SLAP Tears

SLAP Tears

What is a SLAP Tear?

The labrum is a cartilage structure that circumferentially attaches to the glenoid (socket) of the shoulder.  It provides a rounding shape to the otherwise flat socket of the shoulder and helps the socket mate with the ball, therefore enhancing stability of the shoulder joint.  SLAP stands for Superior Labrum Anterior to Posterior and therefore this type of tear occurs at the superior (upper) part of the shoulder labrum where the biceps attaches.  

How do these tears occur?

The superior labrum can be damaged by repetitive overuse (overhead athletes, heavy manual labor) or with an acute injury.  Occasionally there is just some mild fraying of this portion of the labrum but more serious tears involve actual detachment of this portion of the labrum from the bony socket.  These tears are common in throwers and can also occur from a fall directly on the shoulder. 

What are the symptoms of a SLAP Tear?

Pain with physical activity (throwing, weight training) and even night pain can occur with superior labral tears.

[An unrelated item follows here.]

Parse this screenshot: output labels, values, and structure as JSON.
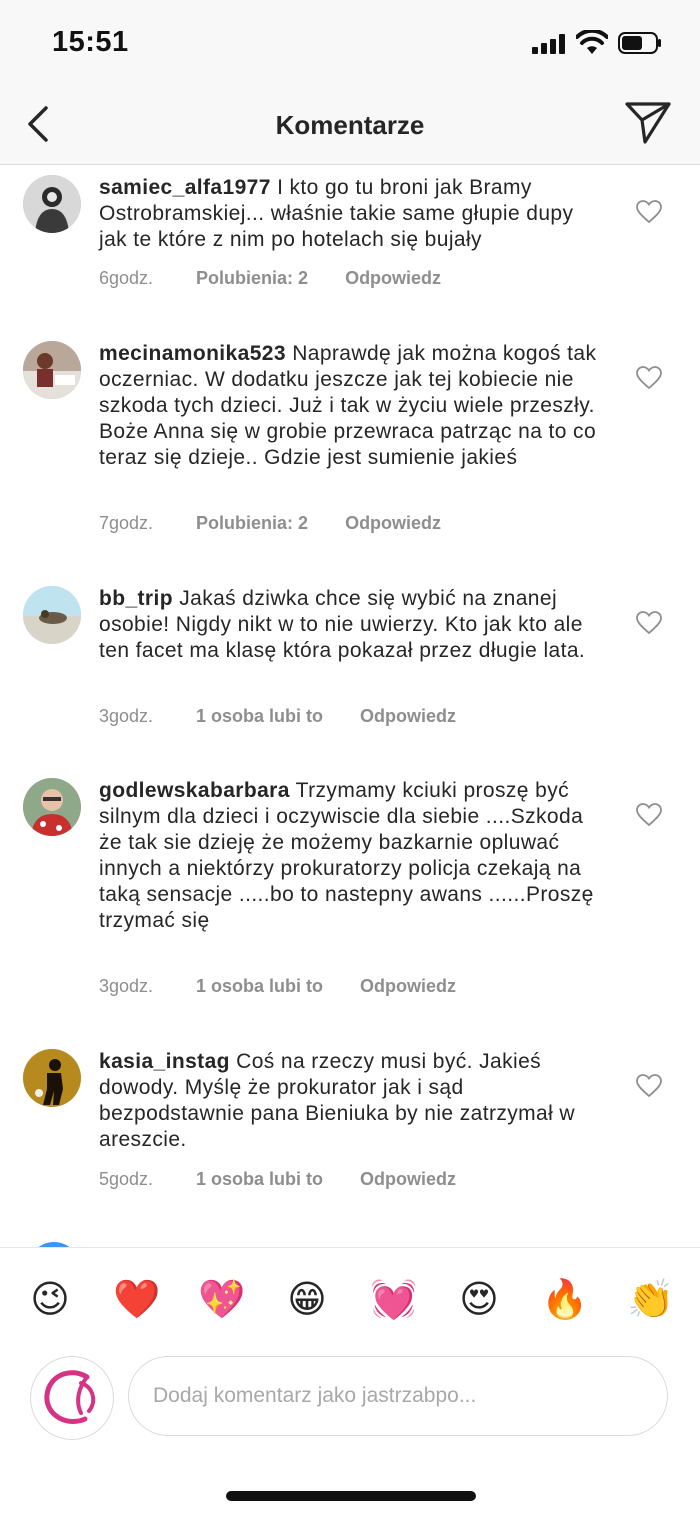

While many labral injuries can be diagnosed based on a careful history and physical exam, typically an MRI is required to confirm the diagnosis or assess the severity of the damage. 

I have a SLAP tear–does this absolutely require surgery?

Depending on the severity of the tear and the physical demands of your lifestyle, labral injuries may or may not require surgery.  To be clear, we will aggressively treat your problem to maximize your function but if your lifestyle does not demand high-stress use of your shoulder, surgical treatment may not be appropriate nor necessary.  This is a decision we will make collaboratively with you.  Frequently, a nuanced approach to therapy can help even a high-level athlete avoid surgical treatment.

When surgery is necessary, what type of surgery is it?

When surgery is required, this is done arthroscopically, typically in an outpatient setting. Surgical repair generally takes 30-40 minutes; in older patients with poor tissue quality or impaired blood supply to the labrum, occasionally a relocation of the biceps may be performed to remove a source of pain from the labrum.  A sling is worn for 3-4 weeks, physical therapy is needed for several months.  Most people can return to normal activities within 6-8 weeks but strenuous and athletic activities may require 4-6 months prior to normal return.

Drs. Silas, Bak and Frush are on the leading edge of anatomic restoration and reconstruction of the labrum. We are involved in education and development of surgical techniques with several national and international groups on advanced shoulder arthroscopy.